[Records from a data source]
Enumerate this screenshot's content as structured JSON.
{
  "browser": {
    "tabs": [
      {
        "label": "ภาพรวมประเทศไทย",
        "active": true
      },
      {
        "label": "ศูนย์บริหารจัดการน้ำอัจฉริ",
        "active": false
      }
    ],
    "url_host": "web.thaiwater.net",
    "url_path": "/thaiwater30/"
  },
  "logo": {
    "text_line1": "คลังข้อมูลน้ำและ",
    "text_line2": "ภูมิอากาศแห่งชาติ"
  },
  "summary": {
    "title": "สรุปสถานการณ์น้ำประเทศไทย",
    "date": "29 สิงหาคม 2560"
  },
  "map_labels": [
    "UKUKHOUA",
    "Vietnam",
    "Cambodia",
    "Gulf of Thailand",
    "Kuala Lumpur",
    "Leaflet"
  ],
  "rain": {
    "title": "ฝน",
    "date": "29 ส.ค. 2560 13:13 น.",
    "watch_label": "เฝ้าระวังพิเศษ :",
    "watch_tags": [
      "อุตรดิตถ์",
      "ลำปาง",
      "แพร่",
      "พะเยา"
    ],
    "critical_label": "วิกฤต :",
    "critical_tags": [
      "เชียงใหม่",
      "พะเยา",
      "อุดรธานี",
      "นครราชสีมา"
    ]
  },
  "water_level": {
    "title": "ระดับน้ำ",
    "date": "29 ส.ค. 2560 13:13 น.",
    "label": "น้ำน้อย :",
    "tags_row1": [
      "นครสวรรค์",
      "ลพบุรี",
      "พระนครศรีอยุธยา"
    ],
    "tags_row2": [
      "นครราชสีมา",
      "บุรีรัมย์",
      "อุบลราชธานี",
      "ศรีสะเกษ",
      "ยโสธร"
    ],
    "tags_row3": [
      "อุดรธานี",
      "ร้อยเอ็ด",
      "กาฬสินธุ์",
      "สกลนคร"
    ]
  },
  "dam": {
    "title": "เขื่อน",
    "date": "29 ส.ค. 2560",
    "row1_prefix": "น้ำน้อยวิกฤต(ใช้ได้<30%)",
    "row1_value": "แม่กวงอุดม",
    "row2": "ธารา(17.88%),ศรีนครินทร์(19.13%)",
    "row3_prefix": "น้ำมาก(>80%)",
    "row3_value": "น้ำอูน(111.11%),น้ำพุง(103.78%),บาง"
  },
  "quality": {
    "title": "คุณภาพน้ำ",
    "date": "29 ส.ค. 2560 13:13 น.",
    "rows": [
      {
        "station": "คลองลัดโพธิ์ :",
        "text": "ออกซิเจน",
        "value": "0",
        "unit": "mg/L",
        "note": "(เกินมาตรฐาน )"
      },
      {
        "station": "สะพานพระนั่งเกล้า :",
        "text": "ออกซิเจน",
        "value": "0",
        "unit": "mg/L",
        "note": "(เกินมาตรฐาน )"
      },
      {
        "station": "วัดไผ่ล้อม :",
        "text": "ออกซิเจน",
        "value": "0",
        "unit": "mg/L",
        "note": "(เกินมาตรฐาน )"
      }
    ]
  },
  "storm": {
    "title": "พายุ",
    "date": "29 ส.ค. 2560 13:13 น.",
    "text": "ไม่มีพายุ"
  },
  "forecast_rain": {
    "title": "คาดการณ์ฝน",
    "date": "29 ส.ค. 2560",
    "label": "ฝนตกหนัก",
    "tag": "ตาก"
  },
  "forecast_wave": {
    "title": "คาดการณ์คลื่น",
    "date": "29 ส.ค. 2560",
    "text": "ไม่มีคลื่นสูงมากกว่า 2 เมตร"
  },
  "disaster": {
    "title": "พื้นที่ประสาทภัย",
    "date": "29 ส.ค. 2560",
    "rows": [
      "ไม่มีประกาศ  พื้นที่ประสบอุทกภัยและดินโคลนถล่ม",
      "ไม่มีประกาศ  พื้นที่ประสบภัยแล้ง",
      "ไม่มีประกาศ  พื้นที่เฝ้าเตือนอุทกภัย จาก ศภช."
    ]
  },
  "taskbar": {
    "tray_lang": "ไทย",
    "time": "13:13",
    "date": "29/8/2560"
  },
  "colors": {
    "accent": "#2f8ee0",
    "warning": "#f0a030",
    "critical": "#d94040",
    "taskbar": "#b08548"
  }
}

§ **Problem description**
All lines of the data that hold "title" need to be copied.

§ **The completed task**
    "title": "สรุปสถานการณ์น้ำประเทศไทย",
    "title": "ฝน",
    "title": "ระดับน้ำ",
    "title": "เขื่อน",
    "title": "คุณภาพน้ำ",
    "title": "พายุ",
    "title": "คาดการณ์ฝน",
    "title": "คาดการณ์คลื่น",
    "title": "พื้นที่ประสาทภัย",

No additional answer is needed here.